Oli’s show of strength strikes different notes with different peopleWhile commuters see it as a traffic nuisance, supporters rally behind the prime minister.
For Rabindra Prajapati, who works at a bank at Durbar Marg, Prime Minister KP Sharma Oli’s political rally in front of the Narayanhiti Palace, was a nuisance. Prajapati faced a lot of trouble commuting to work on Friday.
“This is disgusting. They are showing their power within the party instead of serving people at a time when the Covid-19 pandemic is not over,” said Prajapati.
But try saying that to the thousands of supporters of the prime minister. Oli received praise and adulation from his supporters who applauded him throughout his speech.
Meanwhile, thousands of people were stuck in traffic jams and public vehicles were not allowed inside the Ring Road due to the mass gathering organised by the caretaker prime minister’s Nepal Communist Party faction.
This came just a day after the general strike enforced by the Puspa Kamal Dahal-Madhav Kumar Nepal faction of the party. Earlier, on January 23 the city’s traffic was thrown into chaos as the Pradarshani Marg and Bhadrakali areas were overrun by a sea of people attending a protest rally organised by the Dahal-Nepal group.

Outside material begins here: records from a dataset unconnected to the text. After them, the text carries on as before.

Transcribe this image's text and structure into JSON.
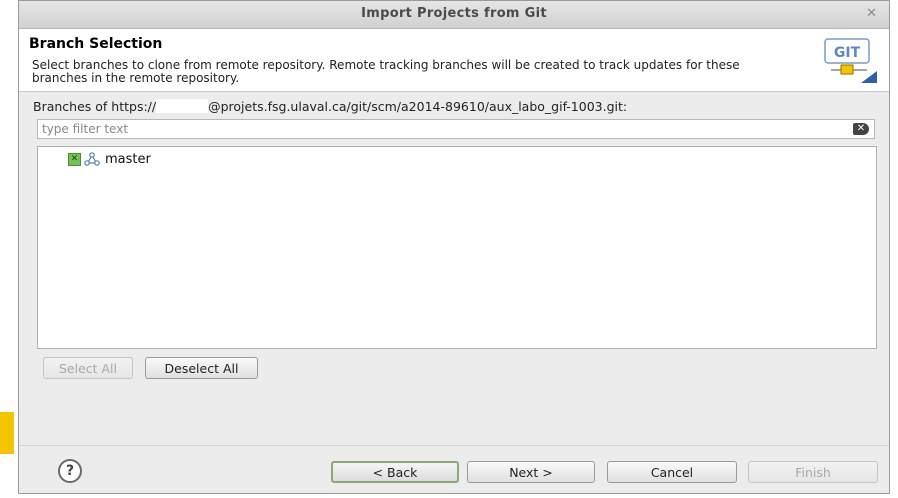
{
  "window": {
    "title": "Import Projects from Git"
  },
  "banner": {
    "title": "Branch Selection",
    "description": "Select branches to clone from remote repository. Remote tracking branches will be created to track updates for these branches in the remote repository.",
    "logo_text": "GIT"
  },
  "branches": {
    "label_prefix": "Branches of https://",
    "label_suffix": "@projets.fsg.ulaval.ca/git/scm/a2014-89610/aux_labo_gif-1003.git:",
    "filter_placeholder": "type filter text",
    "items": [
      {
        "label": "master",
        "checked": true
      }
    ]
  },
  "selection_buttons": {
    "select_all": "Select All",
    "deselect_all": "Deselect All"
  },
  "nav_buttons": {
    "back": "< Back",
    "next": "Next >",
    "cancel": "Cancel",
    "finish": "Finish"
  },
  "icons": {
    "help": "help-icon",
    "close": "close-icon",
    "clear": "clear-filter-icon",
    "branch": "branch-icon"
  },
  "colors": {
    "side_accent": "#f5c400",
    "checkbox": "#78c05a"
  }
}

On Friday, according to the Metropolitan Traffic Police Division, rallies were organised from 13 different locations in the city. Around 700 buses entered Kathmandu from outside Valley—most passengers coming in to take part in the demonstration.
Buses used to ferry demonstrators were parked on major road sections in the city such as Tripureshwor, Koteshwor and Kupondole—adding to the traffic woes.
But Oli’s supporters didn’t mind the traffic snarls as they rooted for the prime minister the whole day.
“If we look at the constitution, what he did was wrong. But he didn't have any alternative than to dissolve the House,” said Krishna Kumar Koirala, 29, who came from Dhading to take part in the demonstration. “Dahal and Nepal didn’t let him work.”
Some of the people who attended Friday's demonstration didn’t know about Oli breaching the constitution. They said that they attended the rally as there were rumours that Oli was going to declare that Nepal would once again become a Hindu kingdom.
“Though we are Muslims, we want the Hindu kingdom back. At least there was not much corruption when the king was there,” said Kalamudin Ansari, 57, from Birgunj Metropolitan City.
The demonstration venue saw brisk business for hawkers, who were seen selling peanuts, oranges, noodles and water. “Mass gatherings like this are good for us. At least we can earn some money without being harassed by police,” said Parbati Tamang, 33, who was selling oranges to protesters.
“We support those who let us work and earn a little and treat us like humans,” said Tamang. “I do not know what the constitution is.”
Meanwhile, few of the participants from different parts of Kathmandu said they were neutral to the whole controversy and were there just to listen to Oli for the jokes he cracks.
“During depressing times like these he gives you hope, with humour,” said Surpa Raj Panday, 47, a resident of Durbar Marg. “Oli’s move was unconstitutional, but I equally do not believe in Dahal, Nepal or any other political party, as all of them are self-centric.”